With 35mm film, I've finally settled on a simple set of cheap SLR bodies and lenses (I was afraid to get expensive gear out), mounts or brands doesn't matter at all, I'm rather interested in certain set of features and good tactile feel. I need tools unobtrusive and primitive enough to dream with, and haptic features, like the right tension on the shutter button or the right amount of force needed to wind the film, help here a lot. I'm feeling better with 410g (or 14.5 oz) of simplistic, mechanical body, than with ~700g of full-blown AF SLR, for example.
If what I own won't cope with what I need it to do, I'm not addicted to luxury, I have a multitude of options. What's most important, I know quite well what photos I want to make. I keep FSU rangefinders as a trustworthy, but oversimplified backup.
If I may put my 2 cents, Zorki 1, C or Fed 1 are worth checking out. Being a Leica clones, those are really smooth and compact cameras, completely different feel from Zorki 4, plus their tiny, dismal, 0.7x viewfinder actually helps to frame the image correctly. I've also had my adventures with a collapsible Industar, which is brilliant lens, though it surely retro or vintage in terms of IQ (but I've never left a lens cap on!). I've checked all major body types (Leica, Contax, hybrid FED and Zorki, fixed-lens Minolta, folding Moskva...). Zorki C feels best of all RFs, but I think I'll try Fed 2 someday, as it gathers all the failures of all the models: it's big, heavy, has fast shutter times only and it comes with an unhandy, large rangefinder and smallest shutter dial imaginable. If not this rude boy, I'm back to Kievs, as it's even more of a failure, I miss slow speeds doing strange tzzzz... and loose parts making clunk-clunk.
I lack 35mm lens myself - not much in case of rangefinders (for the price I'd rather buy Oly XA and play with it), but with SLR. I have 35-80 and 24-55mm zooms and 50 and 28mm primes, so I'm not in a hurry to buy 35mm prime, even though I know it'll be my go-to lens. Now I'm taking more care to chose the right set of accessories and peripheral equipment properly and I'm shooting a lot of photos, so getting out when the light is right is my main concern. External viewfinder would be one more thing to fiddle with, a no-go for me. I know there's a proper Leica body for 35mm lens, so it's a matter of finding more things to be paid for...

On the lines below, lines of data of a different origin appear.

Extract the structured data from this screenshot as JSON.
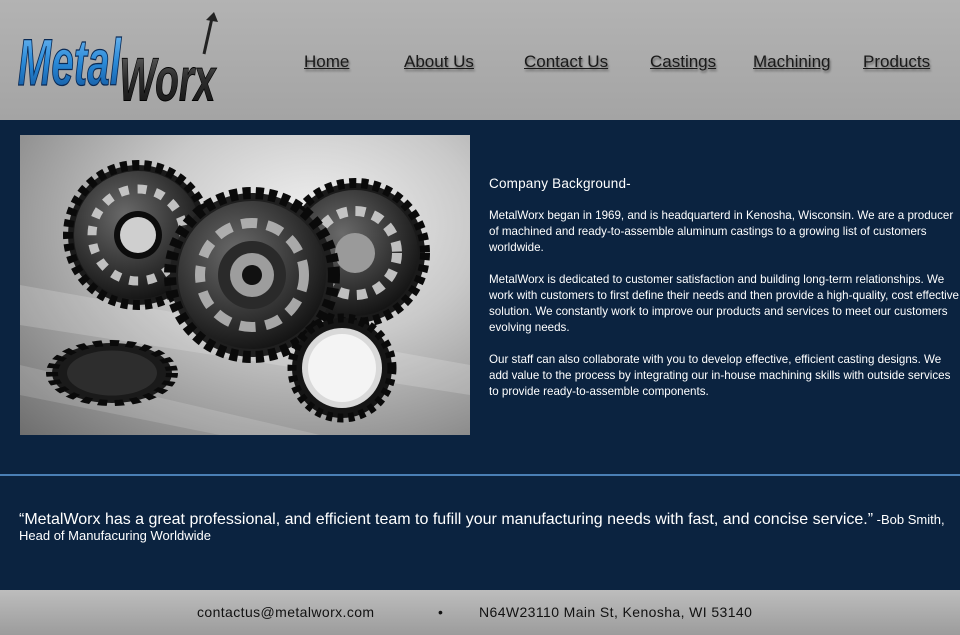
{
  "brand": {
    "logo_text_metal": "Metal",
    "logo_text_worx": "Worx"
  },
  "nav": {
    "items": [
      {
        "label": "Home"
      },
      {
        "label": "About Us"
      },
      {
        "label": "Contact Us"
      },
      {
        "label": "Castings"
      },
      {
        "label": "Machining"
      },
      {
        "label": "Products"
      }
    ]
  },
  "hero_image": {
    "icon": "gears-photo"
  },
  "about": {
    "heading": "Company Background-",
    "paragraphs": [
      "MetalWorx began in 1969, and is headquarterd in Kenosha, Wisconsin. We are a producer of machined and ready-to-assemble aluminum castings to a growing list of customers worldwide.",
      "MetalWorx is dedicated to customer satisfaction and building long-term relationships. We work with customers to first define their needs and then provide a high-quality, cost effective solution. We constantly work to improve our products and services to meet our customers evolving needs.",
      "Our staff can also collaborate with you to develop effective, efficient casting designs. We add value to the process by integrating our in-house machining skills with outside services to provide ready-to-assemble components."
    ]
  },
  "testimonial": {
    "quote": "“MetalWorx has a great professional, and efficient team to fufill your manufacturing needs with fast, and concise service.”",
    "attribution": " -Bob Smith, Head of Manufacuring Worldwide"
  },
  "footer": {
    "email": "contactus@metalworx.com",
    "separator": "•",
    "address": "N64W23110 Main St, Kenosha, WI 53140"
  },
  "colors": {
    "header_bg": "#a9a9a9",
    "body_bg": "#0b2340",
    "divider": "#4a7fb5",
    "logo_blue": "#2a8ad8",
    "logo_dark": "#2c2c2c",
    "text_light": "#ffffff"
  }
}
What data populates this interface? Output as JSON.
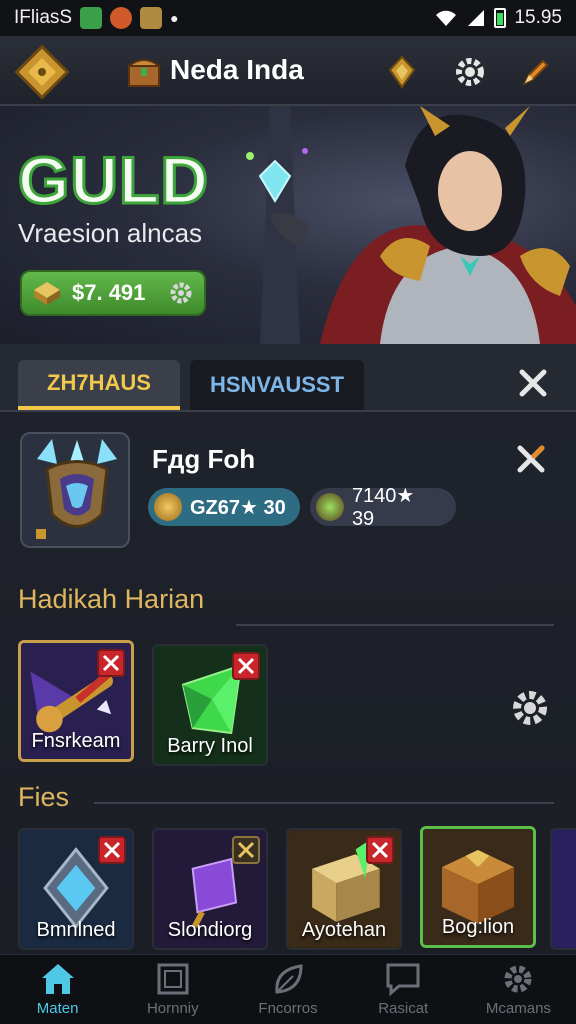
{
  "status_bar": {
    "carrier": "IFliasS",
    "time": "15.95"
  },
  "header": {
    "title": "Neda Inda"
  },
  "hero": {
    "title": "GULD",
    "subtitle": "Vraesion alncas",
    "balance": "$7. 491"
  },
  "tabs": [
    {
      "label": "ZH7HAUS",
      "active": true
    },
    {
      "label": "HSNVAUSST",
      "active": false
    }
  ],
  "profile": {
    "name": "Fдg Foh",
    "stats": [
      {
        "value": "GZ67★ 30"
      },
      {
        "value": "7140★ 39"
      }
    ]
  },
  "daily": {
    "title": "Hadikah Harian",
    "items": [
      {
        "label": "Fnsrkeam"
      },
      {
        "label": "Barry Inol"
      }
    ]
  },
  "files": {
    "title": "Fies",
    "items": [
      {
        "label": "Bmnlned"
      },
      {
        "label": "Slondiorg"
      },
      {
        "label": "Ayotehan"
      },
      {
        "label": "Bog:lion"
      }
    ]
  },
  "nav": [
    {
      "label": "Maten",
      "icon": "home-icon",
      "active": true
    },
    {
      "label": "Hornniy",
      "icon": "frame-icon",
      "active": false
    },
    {
      "label": "Fncorros",
      "icon": "leaf-icon",
      "active": false
    },
    {
      "label": "Rasicat",
      "icon": "chat-icon",
      "active": false
    },
    {
      "label": "Mcamans",
      "icon": "gear-icon",
      "active": false
    }
  ],
  "colors": {
    "accent_gold": "#f3c94a",
    "accent_teal": "#4fc8e6",
    "button_green": "#4f9f38",
    "close_red": "#c9262c"
  }
}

If you're thinking about Jupiter 12, be sure to ask about scratches on the rear element and buy only a lens, that comes with proper rear cap. The rest is a matter of good fortune.

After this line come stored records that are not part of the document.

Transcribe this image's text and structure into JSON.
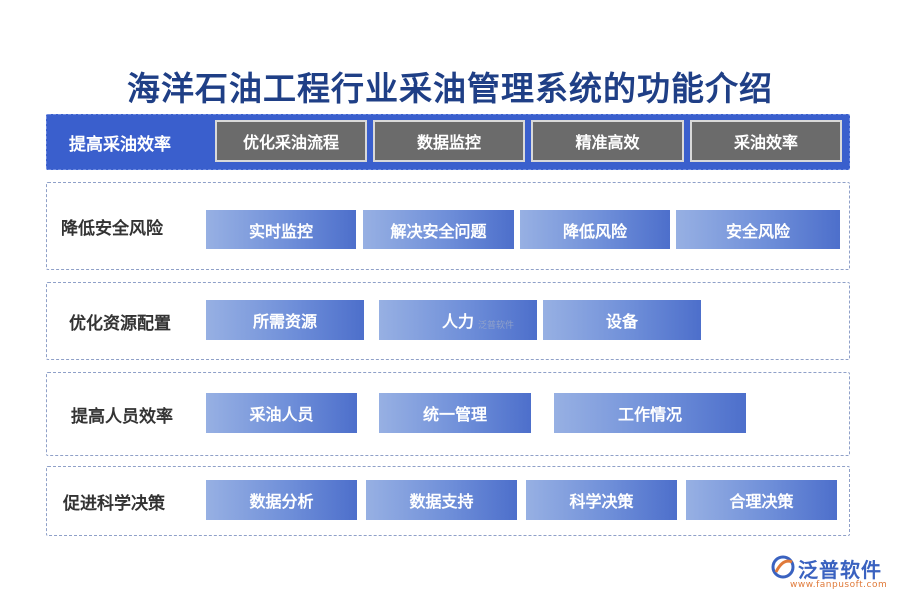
{
  "title": "海洋石油工程行业采油管理系统的功能介绍",
  "rows": [
    {
      "label": "提高采油效率",
      "items": [
        "优化采油流程",
        "数据监控",
        "精准高效",
        "采油效率"
      ]
    },
    {
      "label": "降低安全风险",
      "items": [
        "实时监控",
        "解决安全问题",
        "降低风险",
        "安全风险"
      ]
    },
    {
      "label": "优化资源配置",
      "items": [
        "所需资源",
        "人力",
        "设备"
      ]
    },
    {
      "label": "提高人员效率",
      "items": [
        "采油人员",
        "统一管理",
        "工作情况"
      ]
    },
    {
      "label": "促进科学决策",
      "items": [
        "数据分析",
        "数据支持",
        "科学决策",
        "合理决策"
      ]
    }
  ],
  "watermark": "泛普软件",
  "logo": {
    "name": "泛普软件",
    "url": "www.fanpusoft.com",
    "icon": "fanpu-logo-icon"
  },
  "colors": {
    "title": "#1f3f86",
    "highlight_row": "#3a5fcd",
    "chip_gray": "#6b6b6b",
    "chip_blue": "#5b7fd4"
  }
}
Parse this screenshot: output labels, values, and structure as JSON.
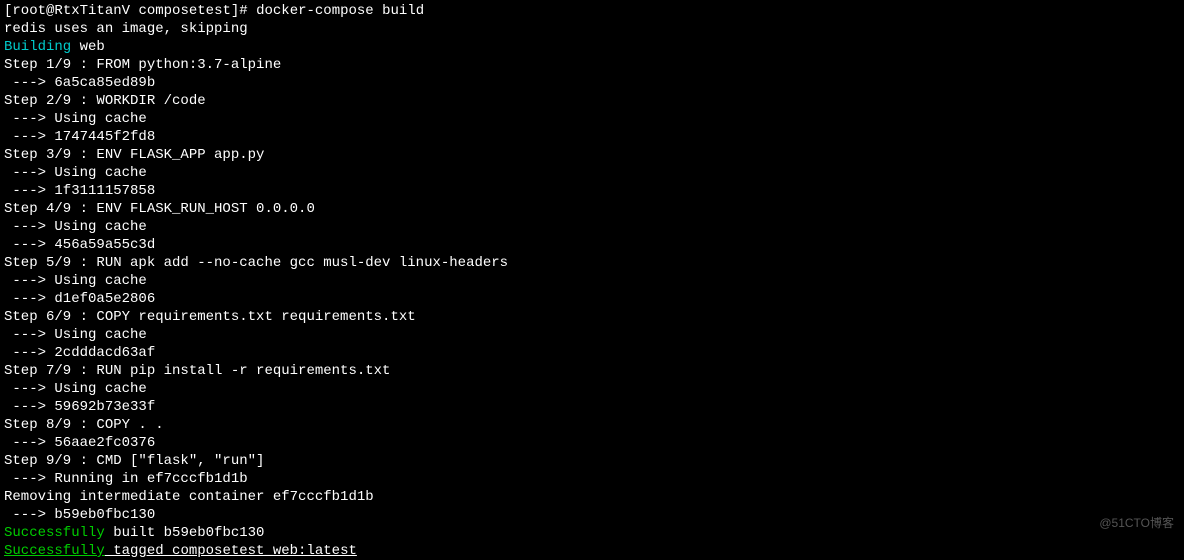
{
  "prompt": {
    "user": "root",
    "host": "RtxTitanV",
    "cwd": "composetest",
    "cmd": "docker-compose build"
  },
  "skip_line": "redis uses an image, skipping",
  "building_kw": "Building",
  "building_target": " web",
  "steps": [
    {
      "header": "Step 1/9 : FROM python:3.7-alpine",
      "lines": [
        " ---> 6a5ca85ed89b"
      ]
    },
    {
      "header": "Step 2/9 : WORKDIR /code",
      "lines": [
        " ---> Using cache",
        " ---> 1747445f2fd8"
      ]
    },
    {
      "header": "Step 3/9 : ENV FLASK_APP app.py",
      "lines": [
        " ---> Using cache",
        " ---> 1f3111157858"
      ]
    },
    {
      "header": "Step 4/9 : ENV FLASK_RUN_HOST 0.0.0.0",
      "lines": [
        " ---> Using cache",
        " ---> 456a59a55c3d"
      ]
    },
    {
      "header": "Step 5/9 : RUN apk add --no-cache gcc musl-dev linux-headers",
      "lines": [
        " ---> Using cache",
        " ---> d1ef0a5e2806"
      ]
    },
    {
      "header": "Step 6/9 : COPY requirements.txt requirements.txt",
      "lines": [
        " ---> Using cache",
        " ---> 2cdddacd63af"
      ]
    },
    {
      "header": "Step 7/9 : RUN pip install -r requirements.txt",
      "lines": [
        " ---> Using cache",
        " ---> 59692b73e33f"
      ]
    },
    {
      "header": "Step 8/9 : COPY . .",
      "lines": [
        " ---> 56aae2fc0376"
      ]
    },
    {
      "header": "Step 9/9 : CMD [\"flask\", \"run\"]",
      "lines": [
        " ---> Running in ef7cccfb1d1b"
      ]
    }
  ],
  "removing": "Removing intermediate container ef7cccfb1d1b",
  "final_hash": " ---> b59eb0fbc130",
  "success1_kw": "Successfully",
  "success1_rest": " built b59eb0fbc130",
  "success2_kw": "Successfully",
  "success2_rest": " tagged composetest_web:latest",
  "watermark": "@51CTO博客"
}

Last edited by q_x; 12-12-2013 at 04:34 AM. Click to view previous post history.
Use the Force, Luke!
You're correct about getting good gear and maintaining it, it's the only way - as long as you find a competent tech. The J-12 35/2.8 is a clone of the prewar Zeiss Biogon, and can be very good. I'm keeping an eye open for one myself. For me one of the attractions of Soviet gear is the lenses, many are clones of classic prewar Zeiss designs, albeit recalculated for Soviet glass types and given more-or-less modern coatings. As I indicated, I'm very happy with my J-8.
Originally Posted by Lamar

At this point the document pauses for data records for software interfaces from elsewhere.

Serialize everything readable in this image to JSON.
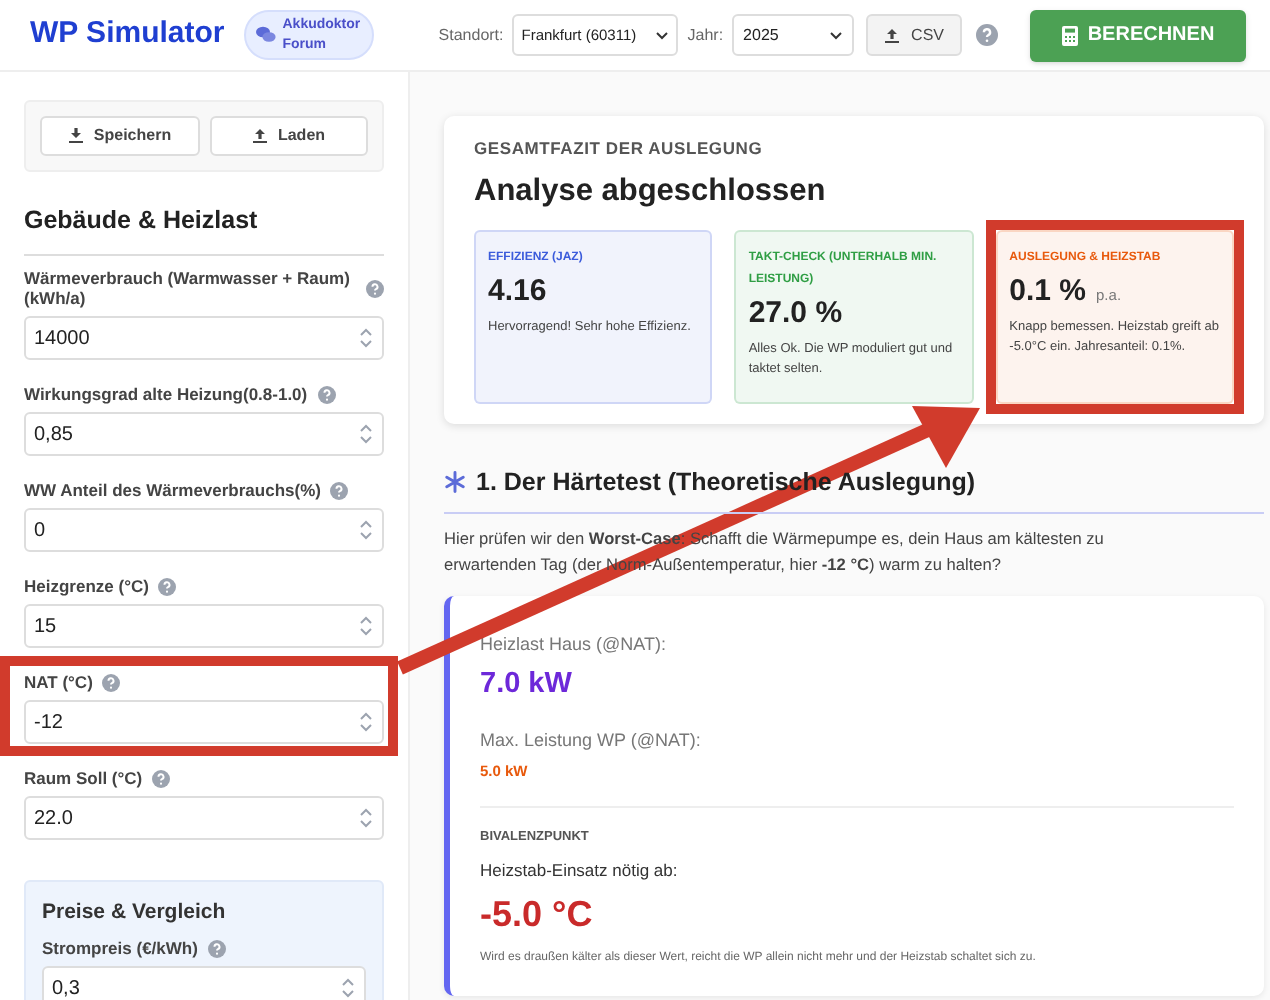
{
  "header": {
    "title": "WP Simulator",
    "forum_badge": "Akkudoktor Forum",
    "location_label": "Standort:",
    "location_value": "Frankfurt (60311)",
    "year_label": "Jahr:",
    "year_value": "2025",
    "csv_button": "CSV",
    "calculate_button": "BERECHNEN"
  },
  "sidebar": {
    "buttons": [
      "Speichern",
      "Laden"
    ],
    "building": {
      "heading": "Gebäude & Heizlast",
      "fields": [
        {
          "label": "Wärmeverbrauch (Warmwasser + Raum) (kWh/a)",
          "value": "14000",
          "help": true
        },
        {
          "label": "Wirkungsgrad alte Heizung(0.8-1.0)",
          "value": "0,85",
          "help": true
        },
        {
          "label": "WW Anteil des Wärmeverbrauchs(%)",
          "value": "0",
          "help": true
        },
        {
          "label": "Heizgrenze (°C)",
          "value": "15",
          "help": true
        },
        {
          "label": "NAT (°C)",
          "value": "-12",
          "help": true,
          "highlighted": true
        },
        {
          "label": "Raum Soll (°C)",
          "value": "22.0",
          "help": true
        }
      ]
    },
    "prices": {
      "heading": "Preise & Vergleich",
      "fields": [
        {
          "label": "Strompreis (€/kWh)",
          "value": "0,3",
          "help": true
        }
      ]
    }
  },
  "summary": {
    "kicker": "GESAMTFAZIT DER AUSLEGUNG",
    "title": "Analyse abgeschlossen",
    "tiles": [
      {
        "color": "#3b5bdb",
        "label": "EFFIZIENZ (JAZ)",
        "value": "4.16",
        "text": "Hervorragend! Sehr hohe Effizienz."
      },
      {
        "color": "#2f9e44",
        "label": "TAKT-CHECK (UNTERHALB MIN. LEISTUNG)",
        "value": "27.0 %",
        "text": "Alles Ok. Die WP moduliert gut und taktet selten."
      },
      {
        "color": "#e8590c",
        "label": "AUSLEGUNG & HEIZSTAB",
        "value": "0.1 %",
        "unit": "p.a.",
        "text": "Knapp bemessen. Heizstab greift ab -5.0°C ein. Jahresanteil: 0.1%.",
        "highlighted": true
      }
    ]
  },
  "hardness_test": {
    "heading": "1. Der Härtetest (Theoretische Auslegung)",
    "intro": "Hier prüfen wir den **Worst-Case**: Schafft die Wärmepumpe es, dein Haus am kältesten zu erwartenden Tag (der Norm-Außentemperatur, hier **-12 °C**) warm zu halten?",
    "heat_load_label": "Heizlast Haus (@NAT):",
    "heat_load_value": "7.0 kW",
    "max_power_label": "Max. Leistung WP (@NAT):",
    "max_power_value": "5.0 kW",
    "bivalence_kicker": "BIVALENZPUNKT",
    "bivalence_label": "Heizstab-Einsatz nötig ab:",
    "bivalence_value": "-5.0 °C",
    "bivalence_note": "Wird es draußen kälter als dieser Wert, reicht die WP allein nicht mehr und der Heizstab schaltet sich zu."
  },
  "annotation": {
    "arrow": true
  }
}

Properly cleaned, lubricated with modern synthetic lubricants, and set up properly these Soviet cameras should perform as well and reliably as any camera. All you really need is an accurate shutter, accurate rangefinder, a decent lens and you're there. You can even buy a Summicron and screw it on, or any other screwmount lens - although you'll have to recalibrate the RF for non-FSU lenses if you want the Nth degree of accuracy from the RF at close focus & wide aperture. I'm sure I'll end up with at least one FSU screwmount body to compliment my Canon SIIb.